(Brief): Please copy out the lines in the entries that contain "zoom".

[Recorded data]
* * *

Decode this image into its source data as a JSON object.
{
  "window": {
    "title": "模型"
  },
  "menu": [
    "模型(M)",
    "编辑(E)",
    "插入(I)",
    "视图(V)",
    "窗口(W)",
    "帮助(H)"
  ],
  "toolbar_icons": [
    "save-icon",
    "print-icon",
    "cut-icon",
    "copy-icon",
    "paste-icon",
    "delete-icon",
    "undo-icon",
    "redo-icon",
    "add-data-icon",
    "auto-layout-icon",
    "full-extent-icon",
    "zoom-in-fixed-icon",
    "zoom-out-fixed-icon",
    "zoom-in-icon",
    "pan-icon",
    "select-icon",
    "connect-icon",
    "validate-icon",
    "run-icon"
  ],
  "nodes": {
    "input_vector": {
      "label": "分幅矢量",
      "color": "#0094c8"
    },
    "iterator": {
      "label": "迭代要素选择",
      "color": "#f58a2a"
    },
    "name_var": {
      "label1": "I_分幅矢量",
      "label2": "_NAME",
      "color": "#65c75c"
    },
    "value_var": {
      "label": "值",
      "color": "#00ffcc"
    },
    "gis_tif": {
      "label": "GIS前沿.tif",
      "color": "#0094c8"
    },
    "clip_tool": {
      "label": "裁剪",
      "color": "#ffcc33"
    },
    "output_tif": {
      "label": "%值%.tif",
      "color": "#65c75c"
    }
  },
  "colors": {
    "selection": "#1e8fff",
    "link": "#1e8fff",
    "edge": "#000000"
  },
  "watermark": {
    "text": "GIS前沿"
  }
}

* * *

(Answer to the problem):
    "zoom-in-fixed-icon",
    "zoom-out-fixed-icon",
    "zoom-in-icon",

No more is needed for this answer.